What The Blackouts In India Tell Us About Our Electricity Grid
On Monday, July 30th around 360 million people in India lost their electricity. That’s more than the number of people that live in the United States. Even in India, where they are used to spotty electric service, this was an extraordinary event, as it was the largest blackout in history. But that record was broken that very next day when the grid that provides power to Northern India crashed again. This time the failure cascaded to two neighboring grids, resulting in a loss of power to 620 million people. That’s larger than the population of the United States, Mexico, and Canada combined.
If Americans think this is something that could never happen here they should think again. The fundamental issue at the heart India’s power problem is increasing becoming a concern for North America’s electricity grids. India is dealing with a demand for power that is taxing available supply, and at times overwhelms the country’s infrastructure.
Certainly some of India’s problems are uniquely Indian. It is common practice in India to bribe local technicians to hook up illegal connections to siphon free power from the grid. In some places theft from illegally spliced lines account for a 50% loss in electrical power between the power plant and the legitimate end users.
Electricity grids can be fragile. A balance must be maintained between power going in to the grid and power going out. Trying to maintain both a legitimate and black market for electricity on the same backbone exacerbates India’s problems.
Thankfully, electricity pirates aren’t a big concern in the US. But, like India, the US does have an electricity supply and demand problem. India has simply not been able to build power plants fast enough to accommodate the runaway demand for electricity. For different reasons North America is having the same problem.
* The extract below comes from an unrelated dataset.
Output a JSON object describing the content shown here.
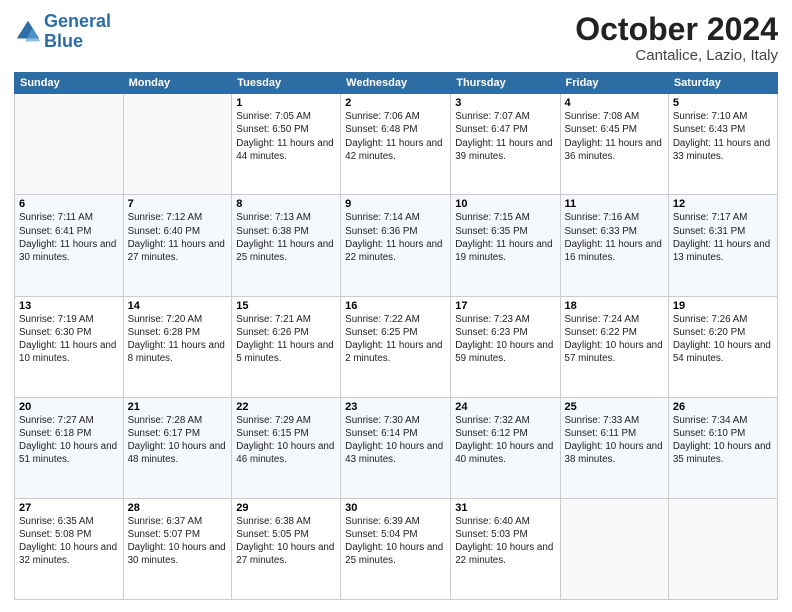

In so called “power to choose” or deregulated parts of the US such as Texas, a big part of the supply shortfall comes down to lack of incentive for the private sector to invest in new power plants. Cheap natural gas has driven down wholesale electricity rates in recent years, making it harder for privately owned producers of electricity to sell their product at a profit. On the retail side, however, rates have not fallen in proportion to the decline in fuel prices. In the northeast in places like New York, electricity rates are up in the last year despite the fact that natural gas prices have fallen over that same period.Continued on the next page